Soon after Brown’s innovation, he partnered with another George – his accountant George Forman – and established “Brown-Forman and Company” in 1870, just five years before the first running of The Kentucky Derby. Fast forward 146 years to today and Brown’s company is among the largest American-owned spirits and wine companies in the world- an incredibly impressive feat since the list of failed Kentucky bourbon distilleries over that time period reads like a laundry list of long lost whiskey brands.
Fred Noe, Master Distiller of Jim Beam Brands, likes to joke that Kentucky is the land of four million people and ten last names. So it comes as no surprise that today you’ll find Brown’s descendants everywhere in the Bluegrass. Louisville’s Frazier History Museum was founded by Owsley Brown Frazier in 2004. And, just two blocks down Main Street, you’ll find the 21c Museum Hotel which is co-owned by Laura Lee Brown. In fact, the current Chairman of the Board of Directors at Brown-Forman is none other than George Garvin Brown IV – George’s great-great grandson.
Break out the cake, candles and rock glasses!
We celebrate Brown’s birthday in September pretty much the same way we celebrate a lot of things in Kentucky: with bourbon. For the last 15 years, Brown-Forman has released a beloved special edition of their flagship brand known as “Old Forester Birthday Bourbon.” The oddly shaped bottle has become a “must have” for whiskey lovers who sample, collect, and trade limited edition releases. Each batch is different, each year brings a unique offering, and each release has earned a reputation as being among the most elusive whiskey for those seeking to find it on liquor store shelves.
This year’s Old Forester Birthday Bourbon release was patiently aged for 12 years (three times as long as the standard Old Forester product) entirely on the 5th floor of a single warehouse. These barrels were filled and then placed near the windows of the warehouse allowing them to soak up the heat of the sun. Master Distiller Chris Morris expects roughly 14,500 bottles to be released. While this year’s release is a smidge larger than years past, The Old Forester Birthday Bourbon is relatively minuscule. It takes timing and luck to stumble across a bottle. Considering most of us are lucky to end up with a cupcake and an off-key serenading of “Happy Birthday”, that is one great way to celebrate a man’s birthday.

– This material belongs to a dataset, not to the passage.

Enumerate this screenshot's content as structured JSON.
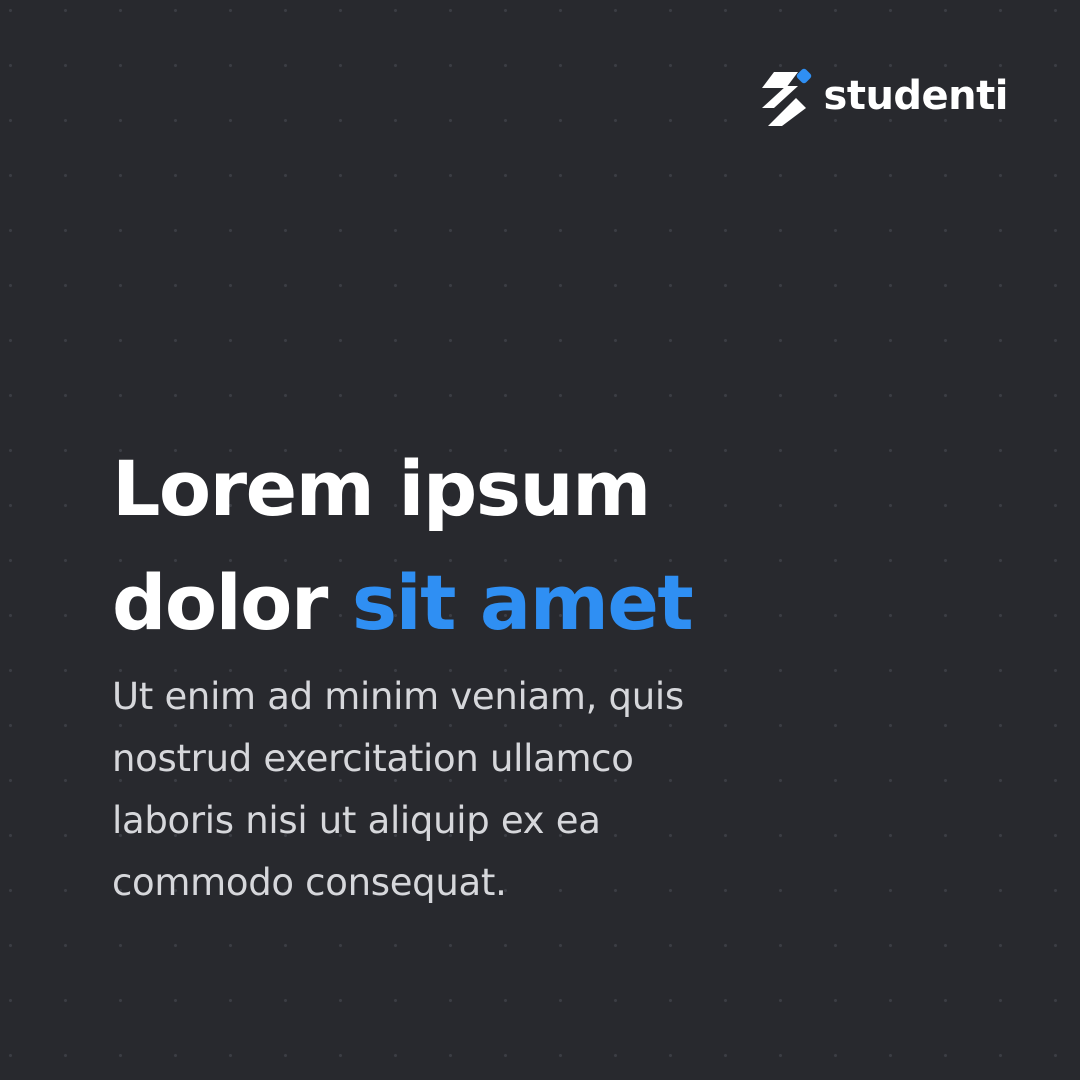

And, beyond limited bourbon releases, Brown-Forman continues to grow. Projected to open in late 2017 will be the newest edition to The Kentucky Bourbon Trail: A $45 million Old Forester Distillery located right on Louisville’s historic Whiskey Row steps from where George Garvin Brown began the company. And Brown-Forman, makers of Woodford Reserve, Jack Daniels, Early Times and several other liquor brands, is already planning a celebration for their 150th anniversary in 2020. Now, that looks to be a party that George Garvin Brown would approve of.
Cheers to George Garvin Brown!
So, next time you find yourself near a glass of bourbon, raise it high for a well-deserved toast to the man who had the wherewithal to put all that pure bourbon into a convenient, glass bottle. And we also ask you to consider extending some overdue thanks by considering naming your next offspring “Garvin.”
Mint Julep Tours can arrange visits to Brown-Forman’s Woodford Reserve Distillery or Brown-Forman’s cooperage as part of any custom tour. Call 502-583-1433 or visit us online today to begin planning your adventure!